nancy nielsen.

Nancy Nielsen, MD ’76, PhD, says today’s medical students are excited about being part of a reformed system that gives patients better, more efficient care.

UB to Prepare Health Care Students to Lead Reform

Published October 22, 2013 This content is archived.

Story based on news release by Ellen Goldbaum

As the Patient Protection and Affordable Care Act (ACA) begins to reshape the American health care system, the University at Buffalo is working to ensure that current and future health care professionals are ready to take on new challenges.

“Our students need to be well prepared to function in this environment and lead the changes that can improve medical care.”
Nancy Nielsen, MD, PhD
Senior associate dean for health policy

New Law Expected to Improve Health Care

“The ACA will absolutely change — and I would say, improve — the way we care for our patients,” says Nancy Nielsen, MD ’76, PhD, inaugural senior associate dean for health policy in the School of Medicine and Biomedical Sciences.

“Our students need to be well prepared to function in this environment and lead the changes that can improve medical care.”

Today’s medical students are looking forward to that future, she adds.

“When I addressed UB’s first- and second-year medical students, they were very attuned to the changes that are coming and they’re excited about giving patients better, more efficient care.”

What Will Reformed Health Care Look Like?

Nielsen lists four major changes that the act will influence or necessitate.

Patient-Centered, Efficient Care

“The world of medicine is becoming more patient-centered and efficient, and the ACA is going to reinforce and support those improvements,” she says.

For example, the ACA emphasizes evidence-based medicine.

“Our medical students learn very early how to critically evaluate the medical literature and use the best scientific evidence to guide their approach to patient care,” Nielsen says.

In addition, the act created pilot programs that invest heavily in primary care practices that provide robust, easily accessible care, she notes.  Commercial health plans have mirrored that investment in Western New York and around the country.

Cost-Benefit Awareness

“If we are to have a sustainable health care system, physicians and patients need to be more aware of the costs and benefits of the things we order,” she says.

There is a drive to educate physicians to fully appreciate what things cost and the economic and medical impacts of tests and procedures they order, she adds.

The nationwide movement “Choosing Wisely,” for example, is currently providing information on procedures and tests that should not be done routinely.

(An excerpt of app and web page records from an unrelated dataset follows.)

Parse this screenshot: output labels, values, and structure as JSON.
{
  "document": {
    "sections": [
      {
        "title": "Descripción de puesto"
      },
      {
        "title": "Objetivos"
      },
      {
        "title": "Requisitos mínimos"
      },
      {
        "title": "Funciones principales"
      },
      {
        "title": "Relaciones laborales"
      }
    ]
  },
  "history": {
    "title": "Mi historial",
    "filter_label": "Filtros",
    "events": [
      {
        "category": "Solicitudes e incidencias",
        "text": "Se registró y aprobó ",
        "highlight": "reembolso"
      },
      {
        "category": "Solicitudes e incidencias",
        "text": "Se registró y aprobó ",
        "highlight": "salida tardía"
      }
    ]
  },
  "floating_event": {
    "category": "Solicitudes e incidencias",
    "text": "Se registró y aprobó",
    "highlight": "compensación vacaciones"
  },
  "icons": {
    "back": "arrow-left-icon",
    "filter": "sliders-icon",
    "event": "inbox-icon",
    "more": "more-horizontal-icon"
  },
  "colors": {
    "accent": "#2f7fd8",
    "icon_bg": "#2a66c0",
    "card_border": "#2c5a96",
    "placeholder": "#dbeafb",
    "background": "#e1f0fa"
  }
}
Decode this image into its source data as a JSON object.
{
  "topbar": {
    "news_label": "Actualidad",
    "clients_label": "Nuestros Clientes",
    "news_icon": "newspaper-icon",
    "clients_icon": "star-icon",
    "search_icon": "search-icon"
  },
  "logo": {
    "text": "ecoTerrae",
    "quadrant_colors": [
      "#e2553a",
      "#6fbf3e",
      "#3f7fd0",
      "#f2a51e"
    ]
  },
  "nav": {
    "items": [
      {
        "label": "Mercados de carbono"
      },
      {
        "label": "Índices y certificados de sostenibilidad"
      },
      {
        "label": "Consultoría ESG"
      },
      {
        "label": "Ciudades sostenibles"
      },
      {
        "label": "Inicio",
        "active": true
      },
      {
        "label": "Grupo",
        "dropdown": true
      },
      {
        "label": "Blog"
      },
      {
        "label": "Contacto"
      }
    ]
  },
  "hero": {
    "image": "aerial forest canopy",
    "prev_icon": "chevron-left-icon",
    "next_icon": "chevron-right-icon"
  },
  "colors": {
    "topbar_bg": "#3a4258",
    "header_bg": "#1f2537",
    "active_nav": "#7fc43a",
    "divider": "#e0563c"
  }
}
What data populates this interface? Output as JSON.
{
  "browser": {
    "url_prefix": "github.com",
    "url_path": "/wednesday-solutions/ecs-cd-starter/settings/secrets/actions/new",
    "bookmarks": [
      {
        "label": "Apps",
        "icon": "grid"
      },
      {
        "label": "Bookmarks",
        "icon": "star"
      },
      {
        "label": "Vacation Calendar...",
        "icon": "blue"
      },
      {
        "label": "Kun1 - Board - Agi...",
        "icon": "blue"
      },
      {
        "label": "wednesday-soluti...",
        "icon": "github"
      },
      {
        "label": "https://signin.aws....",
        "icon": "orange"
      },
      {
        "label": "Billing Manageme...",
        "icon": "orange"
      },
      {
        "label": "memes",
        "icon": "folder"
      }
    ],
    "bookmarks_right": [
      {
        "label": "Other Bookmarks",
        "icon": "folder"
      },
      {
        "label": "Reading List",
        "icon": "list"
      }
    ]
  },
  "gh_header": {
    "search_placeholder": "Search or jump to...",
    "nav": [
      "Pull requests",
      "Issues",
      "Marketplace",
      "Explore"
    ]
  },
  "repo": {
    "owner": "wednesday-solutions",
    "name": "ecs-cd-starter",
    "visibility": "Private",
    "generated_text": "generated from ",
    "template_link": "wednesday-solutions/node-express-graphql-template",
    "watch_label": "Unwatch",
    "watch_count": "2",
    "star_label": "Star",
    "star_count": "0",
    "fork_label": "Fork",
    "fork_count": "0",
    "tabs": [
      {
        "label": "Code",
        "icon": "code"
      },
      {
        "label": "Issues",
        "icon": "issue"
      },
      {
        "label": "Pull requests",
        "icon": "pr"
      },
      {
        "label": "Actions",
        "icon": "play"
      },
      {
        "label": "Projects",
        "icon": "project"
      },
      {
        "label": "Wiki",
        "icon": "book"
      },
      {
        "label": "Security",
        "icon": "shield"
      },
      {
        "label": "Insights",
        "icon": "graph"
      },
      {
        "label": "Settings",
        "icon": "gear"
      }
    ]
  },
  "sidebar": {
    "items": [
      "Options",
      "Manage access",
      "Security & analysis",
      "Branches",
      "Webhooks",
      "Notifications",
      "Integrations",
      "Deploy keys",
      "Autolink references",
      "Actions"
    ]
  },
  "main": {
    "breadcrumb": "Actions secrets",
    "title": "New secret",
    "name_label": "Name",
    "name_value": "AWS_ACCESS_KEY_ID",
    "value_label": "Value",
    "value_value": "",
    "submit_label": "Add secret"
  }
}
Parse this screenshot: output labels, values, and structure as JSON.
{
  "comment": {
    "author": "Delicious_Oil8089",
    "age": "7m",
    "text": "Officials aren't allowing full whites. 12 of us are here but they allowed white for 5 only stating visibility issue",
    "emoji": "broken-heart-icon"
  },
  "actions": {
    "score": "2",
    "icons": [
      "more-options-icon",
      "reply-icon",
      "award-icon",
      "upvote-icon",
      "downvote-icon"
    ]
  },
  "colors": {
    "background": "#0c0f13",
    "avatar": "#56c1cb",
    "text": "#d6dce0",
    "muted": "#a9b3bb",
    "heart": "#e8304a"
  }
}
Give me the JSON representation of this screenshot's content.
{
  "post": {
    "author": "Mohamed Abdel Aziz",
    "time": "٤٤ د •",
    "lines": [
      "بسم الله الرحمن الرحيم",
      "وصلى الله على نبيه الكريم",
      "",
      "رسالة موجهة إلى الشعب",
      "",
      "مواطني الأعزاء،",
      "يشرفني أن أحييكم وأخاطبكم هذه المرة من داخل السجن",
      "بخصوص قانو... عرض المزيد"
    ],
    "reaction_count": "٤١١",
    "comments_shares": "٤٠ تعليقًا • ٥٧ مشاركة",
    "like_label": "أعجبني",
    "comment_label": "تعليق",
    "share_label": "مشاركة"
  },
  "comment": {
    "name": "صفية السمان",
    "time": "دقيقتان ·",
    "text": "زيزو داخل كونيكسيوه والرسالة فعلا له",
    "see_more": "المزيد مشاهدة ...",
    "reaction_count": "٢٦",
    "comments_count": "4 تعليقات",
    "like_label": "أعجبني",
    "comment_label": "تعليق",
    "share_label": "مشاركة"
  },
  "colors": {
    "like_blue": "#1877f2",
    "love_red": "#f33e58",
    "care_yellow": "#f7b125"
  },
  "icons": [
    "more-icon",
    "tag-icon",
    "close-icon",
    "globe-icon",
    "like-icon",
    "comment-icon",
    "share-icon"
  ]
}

Team-Based Care

“Physicians will be practicing and delivering care as members of teams, and there may be some new members on those teams,” she says.

“The ACA will further promote the move toward interprofessional education, where students in all the health sciences learn to work together.”

UB and other schools are already moving in this direction, she notes.

Broader Patient Base

Under the act, health care will improve as more people are able to afford health insurance.

“We know that being uninsured is hazardous to your health,” she says. “Insured patients seek care in doctor’s offices, not just emergency rooms.”

More Available, Affordable Health Care Insurance

Despite controversy over the new legislation, Nielsen is upbeat about its potential.

“This is a very exciting time,” she says. “We are the last developed country in the world to figure out how to insure our citizens, and this is long overdue.”

“This is not a new government ‘program,’ ” she adds. “It’s just a new way, a ‘marketplace,’ where insurers compete for business and consumers choose plans that are best for themselves and their families.”

The new system “will be a big improvement for those who have no insurance, or who have been buying policies on the individual market,” she notes.

The U.S. government estimates that six out of 10 Americans who seek insurance through the exchanges will ultimately pay less than $100 a month for individual coverage.

Contributing Expertise to Medical Curricula

In her current position as of fall 2013, Nielsen is helping UB take a proactive leadership role in transforming health care delivery.

She will teach health policy to students, consult with UBMD clinicians, and collaborate with faculty and curriculum committee members to disseminate knowledge about evolving health care policy.

Most recently, Nielsen was a senior adviser at the Center for Medicare and Medicaid Innovation in Washington, D.C. This unit of the U.S. Department of Health and Human Services is testing innovative approaches to improving health care delivery, payment and quality.

Nielsen previously led UB’s Office of Medical Education. She is a past president of the American Medical Association.